Background: Left ventricular (LV) dyssynchrony is related to adverse outcomes in systolic heart failure, but its prognostic importance in asymptomatic population is not known. Our objective was to assess the prognostic implications of LV mechanical dyssynchrony in a large multiethnic population before the occurrence of global LV dysfunction. Methods and Results: A total of 1392 participants in the Multi-Ethnic Study of Atherosclerosis (MESA; mean age: 64.7 years; 46% were women) with cardiac magnetic resonance imaging at baseline were followed for a median duration of 8.3 years. Harmonic phase imaging analysis was used to derive systolic circumferential strain. Greater standard deviation of time to peak systolic strain (SD-TPS) indicates greater dyssynchrony. With SD-TPS as a continuous variable, Cox proportional hazards analysis was used to assess hazards ratio after adjusting for demographics, cardiovascular risk factors, LV mass-to-volume ratio, and ejection fraction. Using the 75th percentile of SD-TPS as a cutoff, Kaplan-Meier analysis was performed between 2 categorical groups for each gender. Higher values of dyssynchrony in women predicted major adverse cardiovascular events, defined as myocardial infarction, heart failure, stroke, and death (hazard ratio: 1.01 per 1-ms increment in SD-TPS, P=0.015), hard coronary events (hazard ratio: 1.05 per 1-ms increment in SD-TPS, P=0.026), and cerebrovascular events (hazard ratio: 1.03 per 1-ms increment in SD-TPS, P=0.013). In contrast, dyssynchrony in men was not predictive of events. Kaplan-Meier analyses in women revealed increased event occurrence in the higher dyssynchrony group, but this was not the case in men.
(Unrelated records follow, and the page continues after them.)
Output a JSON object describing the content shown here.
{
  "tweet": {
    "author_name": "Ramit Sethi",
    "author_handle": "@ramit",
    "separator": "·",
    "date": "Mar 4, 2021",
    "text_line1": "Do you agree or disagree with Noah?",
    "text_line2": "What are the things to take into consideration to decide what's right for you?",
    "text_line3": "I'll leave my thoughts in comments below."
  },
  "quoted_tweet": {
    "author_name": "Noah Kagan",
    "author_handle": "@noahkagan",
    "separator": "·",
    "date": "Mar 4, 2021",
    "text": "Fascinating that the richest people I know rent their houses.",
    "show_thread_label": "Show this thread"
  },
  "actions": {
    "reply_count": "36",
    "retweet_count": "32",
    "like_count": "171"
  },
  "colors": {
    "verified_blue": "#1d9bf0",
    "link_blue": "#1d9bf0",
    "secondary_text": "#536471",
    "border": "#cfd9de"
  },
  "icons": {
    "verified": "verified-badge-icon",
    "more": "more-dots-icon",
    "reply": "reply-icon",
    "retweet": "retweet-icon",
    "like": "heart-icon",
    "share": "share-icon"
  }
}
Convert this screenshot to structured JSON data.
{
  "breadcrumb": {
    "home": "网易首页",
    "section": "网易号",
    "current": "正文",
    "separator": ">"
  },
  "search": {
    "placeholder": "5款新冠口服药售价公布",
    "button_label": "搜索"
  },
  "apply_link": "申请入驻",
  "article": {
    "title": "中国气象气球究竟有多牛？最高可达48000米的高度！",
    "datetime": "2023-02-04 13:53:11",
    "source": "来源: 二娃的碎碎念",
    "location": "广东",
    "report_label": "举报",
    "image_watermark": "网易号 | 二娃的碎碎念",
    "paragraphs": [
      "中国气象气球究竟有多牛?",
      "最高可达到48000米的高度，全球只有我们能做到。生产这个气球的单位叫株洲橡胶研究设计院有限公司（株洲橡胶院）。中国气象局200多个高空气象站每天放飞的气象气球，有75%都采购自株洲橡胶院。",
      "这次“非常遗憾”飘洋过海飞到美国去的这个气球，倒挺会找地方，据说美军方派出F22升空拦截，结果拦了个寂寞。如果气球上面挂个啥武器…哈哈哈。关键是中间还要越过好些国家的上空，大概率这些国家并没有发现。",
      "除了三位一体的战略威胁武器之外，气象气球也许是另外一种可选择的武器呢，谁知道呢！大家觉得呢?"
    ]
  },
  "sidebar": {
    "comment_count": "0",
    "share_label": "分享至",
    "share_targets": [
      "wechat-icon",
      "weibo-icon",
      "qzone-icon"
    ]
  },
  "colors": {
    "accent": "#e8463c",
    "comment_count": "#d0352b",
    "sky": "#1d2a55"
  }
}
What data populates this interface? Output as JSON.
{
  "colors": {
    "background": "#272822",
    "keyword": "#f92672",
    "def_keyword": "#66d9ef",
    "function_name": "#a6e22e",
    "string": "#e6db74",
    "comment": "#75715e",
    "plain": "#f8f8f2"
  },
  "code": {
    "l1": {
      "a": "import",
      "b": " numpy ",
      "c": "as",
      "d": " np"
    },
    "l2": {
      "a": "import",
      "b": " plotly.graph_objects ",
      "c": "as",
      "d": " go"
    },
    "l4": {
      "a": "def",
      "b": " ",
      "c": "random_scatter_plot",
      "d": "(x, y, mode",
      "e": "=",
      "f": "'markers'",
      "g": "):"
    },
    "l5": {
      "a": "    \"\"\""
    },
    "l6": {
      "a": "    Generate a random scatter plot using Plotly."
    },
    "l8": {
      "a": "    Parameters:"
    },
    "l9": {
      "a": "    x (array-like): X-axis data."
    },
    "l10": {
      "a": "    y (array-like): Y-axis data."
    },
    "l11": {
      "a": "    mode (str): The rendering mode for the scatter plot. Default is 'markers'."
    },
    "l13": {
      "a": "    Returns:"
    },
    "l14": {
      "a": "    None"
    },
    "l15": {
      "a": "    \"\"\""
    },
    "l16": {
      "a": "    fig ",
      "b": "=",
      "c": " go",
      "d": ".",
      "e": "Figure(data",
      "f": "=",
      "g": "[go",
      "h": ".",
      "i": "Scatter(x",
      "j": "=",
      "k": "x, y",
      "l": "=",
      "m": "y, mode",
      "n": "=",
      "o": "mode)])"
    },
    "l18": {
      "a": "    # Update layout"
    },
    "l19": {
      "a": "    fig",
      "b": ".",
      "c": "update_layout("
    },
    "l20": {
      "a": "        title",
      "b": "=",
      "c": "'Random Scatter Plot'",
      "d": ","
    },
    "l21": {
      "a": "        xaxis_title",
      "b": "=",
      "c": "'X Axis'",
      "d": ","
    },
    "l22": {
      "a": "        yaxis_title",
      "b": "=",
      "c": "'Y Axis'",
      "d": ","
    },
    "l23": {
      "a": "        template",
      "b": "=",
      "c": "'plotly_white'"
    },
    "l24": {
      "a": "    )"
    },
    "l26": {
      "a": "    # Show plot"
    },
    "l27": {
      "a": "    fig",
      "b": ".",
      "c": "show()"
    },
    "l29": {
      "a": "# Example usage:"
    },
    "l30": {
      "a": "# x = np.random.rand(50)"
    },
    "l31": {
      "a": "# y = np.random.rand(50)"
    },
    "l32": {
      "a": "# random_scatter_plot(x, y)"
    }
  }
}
Conclusions: In an asymptomatic cohort, greater LV dyssynchrony determined by cardiac magnetic resonance imaging predicts adverse cardiovascular outcome in women but not in men.
- Cardiac magnetic resonance imaging
- Cardiovascular events
- Left ventricular dyssynchrony
ASJC Scopus subject areas
- Cardiology and Cardiovascular Medicine